She maintained the respect and dignity of each child was to be foremost to her learning methods in an era when children were to be "seen and not heard." The children were given the freedom to choose and carry out their own activities at their paces and following their own inclinations. She observed the great concentration in the children and the spontaneous repetition of chosen activities.
Her school room was equipped with child-sized furniture and shelves and she observed a strong tendency in the children to order their own environment by straightening tables, chairs, shelves and ordering materials.
As the children chose some activities over others, Maria refined the materials and manipulatives she offered to them. She found that over time, children began to exhibit what she called "spontaneous discipline." She observed human behavior as guided by universal, innate characteristics in human psychology.

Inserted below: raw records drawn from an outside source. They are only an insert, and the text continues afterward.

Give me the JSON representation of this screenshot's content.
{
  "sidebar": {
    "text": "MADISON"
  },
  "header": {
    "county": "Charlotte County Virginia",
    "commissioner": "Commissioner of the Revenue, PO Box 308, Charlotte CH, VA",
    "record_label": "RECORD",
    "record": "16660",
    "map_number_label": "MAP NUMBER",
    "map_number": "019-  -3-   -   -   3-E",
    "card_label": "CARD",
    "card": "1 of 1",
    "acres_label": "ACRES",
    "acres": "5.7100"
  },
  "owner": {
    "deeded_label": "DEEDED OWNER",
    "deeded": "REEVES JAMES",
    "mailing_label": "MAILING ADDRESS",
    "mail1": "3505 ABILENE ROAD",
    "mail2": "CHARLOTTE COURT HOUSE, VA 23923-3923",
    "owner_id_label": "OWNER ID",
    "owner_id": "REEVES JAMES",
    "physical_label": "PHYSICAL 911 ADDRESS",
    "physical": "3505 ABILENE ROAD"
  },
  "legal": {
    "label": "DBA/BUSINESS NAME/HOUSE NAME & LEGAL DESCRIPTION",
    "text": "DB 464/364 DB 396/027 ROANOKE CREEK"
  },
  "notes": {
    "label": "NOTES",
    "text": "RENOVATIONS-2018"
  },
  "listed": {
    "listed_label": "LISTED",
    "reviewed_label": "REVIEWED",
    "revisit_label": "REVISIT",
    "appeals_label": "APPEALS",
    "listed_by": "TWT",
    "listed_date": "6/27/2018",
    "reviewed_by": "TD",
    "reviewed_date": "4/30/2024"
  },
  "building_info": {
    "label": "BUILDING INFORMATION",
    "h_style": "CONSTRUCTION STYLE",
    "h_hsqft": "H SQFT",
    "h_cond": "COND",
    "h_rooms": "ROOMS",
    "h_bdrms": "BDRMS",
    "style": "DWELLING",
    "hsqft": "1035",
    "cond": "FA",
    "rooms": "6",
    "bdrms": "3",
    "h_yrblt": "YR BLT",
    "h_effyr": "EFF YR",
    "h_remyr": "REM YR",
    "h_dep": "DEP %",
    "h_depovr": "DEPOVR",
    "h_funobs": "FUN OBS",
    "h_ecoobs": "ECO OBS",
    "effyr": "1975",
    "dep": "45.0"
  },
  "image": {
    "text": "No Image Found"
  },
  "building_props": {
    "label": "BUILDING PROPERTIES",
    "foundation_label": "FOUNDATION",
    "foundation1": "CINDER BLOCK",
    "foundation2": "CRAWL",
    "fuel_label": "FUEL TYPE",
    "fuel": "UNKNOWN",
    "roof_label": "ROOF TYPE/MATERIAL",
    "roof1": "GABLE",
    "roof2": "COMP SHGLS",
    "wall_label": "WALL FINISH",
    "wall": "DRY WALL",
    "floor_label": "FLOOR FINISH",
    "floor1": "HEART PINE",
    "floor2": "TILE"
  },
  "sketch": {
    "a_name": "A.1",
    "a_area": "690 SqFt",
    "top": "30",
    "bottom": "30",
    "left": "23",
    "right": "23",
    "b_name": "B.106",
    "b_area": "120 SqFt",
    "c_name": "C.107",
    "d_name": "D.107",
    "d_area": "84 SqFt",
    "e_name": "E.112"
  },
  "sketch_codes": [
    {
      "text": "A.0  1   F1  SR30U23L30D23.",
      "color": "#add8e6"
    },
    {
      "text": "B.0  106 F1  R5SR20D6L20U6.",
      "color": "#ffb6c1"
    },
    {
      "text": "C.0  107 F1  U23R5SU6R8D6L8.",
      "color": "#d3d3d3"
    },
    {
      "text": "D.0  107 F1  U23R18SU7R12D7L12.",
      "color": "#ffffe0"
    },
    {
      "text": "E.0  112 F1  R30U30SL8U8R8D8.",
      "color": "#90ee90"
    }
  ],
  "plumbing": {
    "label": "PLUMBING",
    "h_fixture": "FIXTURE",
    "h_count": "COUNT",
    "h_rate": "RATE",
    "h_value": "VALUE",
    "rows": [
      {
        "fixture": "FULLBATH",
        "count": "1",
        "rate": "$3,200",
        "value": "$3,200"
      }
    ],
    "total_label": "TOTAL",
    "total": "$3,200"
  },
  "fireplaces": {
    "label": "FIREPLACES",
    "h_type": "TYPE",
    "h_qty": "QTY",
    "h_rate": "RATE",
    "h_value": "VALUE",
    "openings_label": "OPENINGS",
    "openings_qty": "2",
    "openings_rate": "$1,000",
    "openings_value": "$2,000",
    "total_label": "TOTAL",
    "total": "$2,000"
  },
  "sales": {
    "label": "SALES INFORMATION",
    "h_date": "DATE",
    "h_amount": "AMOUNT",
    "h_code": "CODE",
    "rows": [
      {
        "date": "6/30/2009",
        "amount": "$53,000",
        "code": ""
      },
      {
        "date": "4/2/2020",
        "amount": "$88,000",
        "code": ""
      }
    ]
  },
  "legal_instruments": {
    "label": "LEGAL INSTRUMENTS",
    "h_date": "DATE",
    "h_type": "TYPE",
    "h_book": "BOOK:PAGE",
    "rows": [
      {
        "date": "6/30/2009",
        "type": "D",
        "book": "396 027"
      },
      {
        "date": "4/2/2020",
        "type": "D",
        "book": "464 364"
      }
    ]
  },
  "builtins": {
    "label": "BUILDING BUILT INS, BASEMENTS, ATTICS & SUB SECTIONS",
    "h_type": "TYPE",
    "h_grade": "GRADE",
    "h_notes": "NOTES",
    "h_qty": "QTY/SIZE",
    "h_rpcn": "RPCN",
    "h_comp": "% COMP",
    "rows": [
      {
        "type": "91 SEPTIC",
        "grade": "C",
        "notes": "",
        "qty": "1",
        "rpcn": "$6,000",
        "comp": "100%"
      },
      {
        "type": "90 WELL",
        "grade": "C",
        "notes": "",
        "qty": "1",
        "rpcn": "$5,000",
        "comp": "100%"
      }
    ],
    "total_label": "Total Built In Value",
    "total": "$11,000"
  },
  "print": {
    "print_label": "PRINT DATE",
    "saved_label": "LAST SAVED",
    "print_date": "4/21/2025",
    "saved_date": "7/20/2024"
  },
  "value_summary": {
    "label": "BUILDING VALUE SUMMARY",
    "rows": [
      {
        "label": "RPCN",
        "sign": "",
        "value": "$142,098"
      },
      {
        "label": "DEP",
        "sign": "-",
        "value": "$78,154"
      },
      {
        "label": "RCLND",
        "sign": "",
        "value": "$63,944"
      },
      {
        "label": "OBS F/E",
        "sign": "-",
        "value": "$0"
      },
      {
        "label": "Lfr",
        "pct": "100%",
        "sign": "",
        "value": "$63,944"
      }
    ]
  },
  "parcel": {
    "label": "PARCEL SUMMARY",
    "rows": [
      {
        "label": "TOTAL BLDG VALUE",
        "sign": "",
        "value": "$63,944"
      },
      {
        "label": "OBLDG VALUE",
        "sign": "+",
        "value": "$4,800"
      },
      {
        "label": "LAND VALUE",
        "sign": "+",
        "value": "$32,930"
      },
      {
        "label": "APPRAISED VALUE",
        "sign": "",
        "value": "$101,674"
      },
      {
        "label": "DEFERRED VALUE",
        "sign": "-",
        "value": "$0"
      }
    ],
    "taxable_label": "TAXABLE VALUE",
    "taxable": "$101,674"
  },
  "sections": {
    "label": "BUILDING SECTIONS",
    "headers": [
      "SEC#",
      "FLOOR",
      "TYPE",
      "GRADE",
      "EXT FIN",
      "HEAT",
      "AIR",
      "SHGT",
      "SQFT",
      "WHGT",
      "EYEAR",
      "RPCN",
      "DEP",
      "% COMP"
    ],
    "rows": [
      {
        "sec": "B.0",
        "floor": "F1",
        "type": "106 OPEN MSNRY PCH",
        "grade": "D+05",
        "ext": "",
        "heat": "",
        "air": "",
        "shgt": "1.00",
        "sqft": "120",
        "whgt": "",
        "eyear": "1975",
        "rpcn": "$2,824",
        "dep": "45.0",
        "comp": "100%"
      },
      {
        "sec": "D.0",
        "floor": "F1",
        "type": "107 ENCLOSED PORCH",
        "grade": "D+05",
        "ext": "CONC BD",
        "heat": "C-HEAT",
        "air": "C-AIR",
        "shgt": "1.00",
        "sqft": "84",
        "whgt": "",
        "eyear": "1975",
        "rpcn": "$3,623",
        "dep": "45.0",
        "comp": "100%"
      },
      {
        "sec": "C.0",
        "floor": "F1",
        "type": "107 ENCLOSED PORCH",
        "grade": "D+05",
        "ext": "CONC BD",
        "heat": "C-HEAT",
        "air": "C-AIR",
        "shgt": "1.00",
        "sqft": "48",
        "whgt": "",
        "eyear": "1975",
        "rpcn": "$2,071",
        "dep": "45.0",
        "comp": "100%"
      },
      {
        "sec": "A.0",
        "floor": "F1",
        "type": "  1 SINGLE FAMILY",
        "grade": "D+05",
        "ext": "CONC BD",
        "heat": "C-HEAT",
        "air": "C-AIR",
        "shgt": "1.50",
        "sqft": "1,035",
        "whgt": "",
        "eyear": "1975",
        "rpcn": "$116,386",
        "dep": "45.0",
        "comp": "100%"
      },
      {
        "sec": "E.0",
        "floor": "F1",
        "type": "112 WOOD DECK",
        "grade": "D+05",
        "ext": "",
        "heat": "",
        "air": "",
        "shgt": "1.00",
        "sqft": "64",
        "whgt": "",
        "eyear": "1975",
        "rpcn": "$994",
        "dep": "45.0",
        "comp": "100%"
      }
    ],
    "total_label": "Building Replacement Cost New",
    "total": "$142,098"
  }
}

Maria observed four distinct periods in the human development of the child:
- birth to six years of age
- six to twelve years of age
- twelve to eighteen years of age
- eighteen to twenty-four years of age
She called for education approaches specific to each period of a child's development and she saw different characteristics, learning modes, and developing imperatives active in each of these periods.
Her method includes multi-age groupings that encouraged peer learning, uninterrupted blocks of learning/work time and guided choice of work activity. The younger children were able to learn from the older ones and the older children reinforce what they have already learned by teaching concepts they have mastered.
This also mirrors the real world where individuals work and socialize with people of all ages and dispositions. Montessori instructors match the appropriate lessons and materials to the window of opportunity when learning is most naturally absorbed and internalized by the child.
During her lifetime, Maria developed pedagogical methods and materials for the first two periods of a child's life and she wrote and lectured about the third and fourth periods.
The Montessori Method of education included:
- Young children's education along with the development of the child's own initiative and natural abilities especially through practical play.
- This allowed children to develop at their own pace and provided educators with a better understand of the child's development.
- Educators set up special environments to meet the needs of students in there groups: 2 1/2 years; 2 1/2 to 6 years; and 6 1/2 to 12 years.
- Children learn through activities that involve exploration, manipulations, order, repetition, abstraction and communication.
- The instructor was to encourage children in the first two age groups to use their senses to explore and manipulate materials in their immediate environment.
- Children in the last group deal with abstract concepts based on their newly developed powers of reasoning,, imagination and creativity.
From living during WWII, Maria was inspired to add peace education to the Montessori curriculum. It was in India that she developed her Education for Peace component to her method. Because of this, she was twice nominated for the Nobel Peace Prize.
The Montessori Method also includes an interdisciplinary curriculum as the child passes from the concrete to the abstract. The child begins to apply his/her knowledge to the real-world experience.
The organization of facts and figures prepares the child for the world of adolescence when thought and emotion evolve into understanding more abstract universal concepts such as equality, freedom and justice.
That Maria's method and schools are flourishing today in the United States and world-wide is a testament to her observations of children and her method of teaching them by bringing out the innate goodness, intelligence, and emotional learning all children need and deserve.